Action item: Whenever a line carries the word "Connection", pull it out of the entries.

Excerpted data:
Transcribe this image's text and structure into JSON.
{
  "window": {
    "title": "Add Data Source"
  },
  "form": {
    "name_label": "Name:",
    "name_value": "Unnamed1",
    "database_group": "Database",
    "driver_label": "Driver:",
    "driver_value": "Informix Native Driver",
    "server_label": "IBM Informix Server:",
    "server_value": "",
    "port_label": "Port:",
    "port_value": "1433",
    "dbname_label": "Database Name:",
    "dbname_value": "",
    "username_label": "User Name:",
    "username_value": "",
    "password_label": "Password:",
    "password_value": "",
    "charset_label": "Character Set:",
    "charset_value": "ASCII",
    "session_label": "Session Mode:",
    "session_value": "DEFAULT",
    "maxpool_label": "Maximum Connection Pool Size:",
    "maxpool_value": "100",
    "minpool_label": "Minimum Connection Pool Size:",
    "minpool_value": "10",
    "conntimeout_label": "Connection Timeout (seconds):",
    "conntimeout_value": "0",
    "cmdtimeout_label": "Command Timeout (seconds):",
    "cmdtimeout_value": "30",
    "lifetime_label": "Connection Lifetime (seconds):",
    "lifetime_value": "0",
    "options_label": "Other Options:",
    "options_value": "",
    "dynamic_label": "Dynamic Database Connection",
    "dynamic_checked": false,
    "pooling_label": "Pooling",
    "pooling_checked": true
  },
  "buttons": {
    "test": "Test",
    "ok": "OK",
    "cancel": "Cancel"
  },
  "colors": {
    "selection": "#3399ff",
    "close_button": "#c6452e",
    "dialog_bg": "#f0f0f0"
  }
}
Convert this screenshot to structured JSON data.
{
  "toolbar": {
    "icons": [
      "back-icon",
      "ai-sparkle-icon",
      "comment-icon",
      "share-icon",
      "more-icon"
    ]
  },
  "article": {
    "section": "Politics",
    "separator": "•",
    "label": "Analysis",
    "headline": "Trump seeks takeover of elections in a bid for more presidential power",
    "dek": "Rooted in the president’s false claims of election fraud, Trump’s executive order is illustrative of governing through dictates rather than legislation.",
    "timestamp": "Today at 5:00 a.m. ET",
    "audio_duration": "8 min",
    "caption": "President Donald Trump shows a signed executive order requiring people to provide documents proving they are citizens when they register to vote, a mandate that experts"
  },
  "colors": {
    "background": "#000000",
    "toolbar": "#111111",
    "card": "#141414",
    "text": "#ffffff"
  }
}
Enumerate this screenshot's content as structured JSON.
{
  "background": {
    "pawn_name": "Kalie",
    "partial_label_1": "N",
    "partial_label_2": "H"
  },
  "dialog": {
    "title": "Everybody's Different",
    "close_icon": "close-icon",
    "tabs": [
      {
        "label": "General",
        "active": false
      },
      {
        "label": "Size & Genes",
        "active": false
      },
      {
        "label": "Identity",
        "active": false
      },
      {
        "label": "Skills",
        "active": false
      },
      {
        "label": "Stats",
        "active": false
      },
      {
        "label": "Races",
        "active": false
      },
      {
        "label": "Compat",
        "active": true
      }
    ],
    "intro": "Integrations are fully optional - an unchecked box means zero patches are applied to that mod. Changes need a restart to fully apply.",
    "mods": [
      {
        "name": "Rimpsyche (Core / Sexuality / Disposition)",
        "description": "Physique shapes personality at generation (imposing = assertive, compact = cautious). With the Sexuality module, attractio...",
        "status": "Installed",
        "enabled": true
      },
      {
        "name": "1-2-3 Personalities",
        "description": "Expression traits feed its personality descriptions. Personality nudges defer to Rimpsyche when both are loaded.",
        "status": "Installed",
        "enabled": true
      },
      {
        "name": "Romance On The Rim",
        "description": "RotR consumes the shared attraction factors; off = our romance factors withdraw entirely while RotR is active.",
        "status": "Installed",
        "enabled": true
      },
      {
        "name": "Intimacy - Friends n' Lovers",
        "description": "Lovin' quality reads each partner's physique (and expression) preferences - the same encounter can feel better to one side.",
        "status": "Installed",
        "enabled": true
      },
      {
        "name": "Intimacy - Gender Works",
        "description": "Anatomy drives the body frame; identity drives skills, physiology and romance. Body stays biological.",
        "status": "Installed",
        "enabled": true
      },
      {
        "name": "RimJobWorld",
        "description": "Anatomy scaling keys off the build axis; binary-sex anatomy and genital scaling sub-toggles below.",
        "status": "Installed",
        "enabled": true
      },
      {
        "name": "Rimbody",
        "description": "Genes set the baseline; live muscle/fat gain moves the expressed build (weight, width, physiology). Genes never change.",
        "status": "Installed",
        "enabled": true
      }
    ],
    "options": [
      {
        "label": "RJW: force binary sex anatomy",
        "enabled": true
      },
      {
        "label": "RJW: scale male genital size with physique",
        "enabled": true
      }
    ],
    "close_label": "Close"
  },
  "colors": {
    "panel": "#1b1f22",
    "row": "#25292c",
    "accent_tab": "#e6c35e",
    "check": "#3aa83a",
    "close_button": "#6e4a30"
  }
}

Response:
    "maxpool_label": "Maximum Connection Pool Size:",
    "minpool_label": "Minimum Connection Pool Size:",
    "conntimeout_label": "Connection Timeout (seconds):",
    "lifetime_label": "Connection Lifetime (seconds):",
    "dynamic_label": "Dynamic Database Connection",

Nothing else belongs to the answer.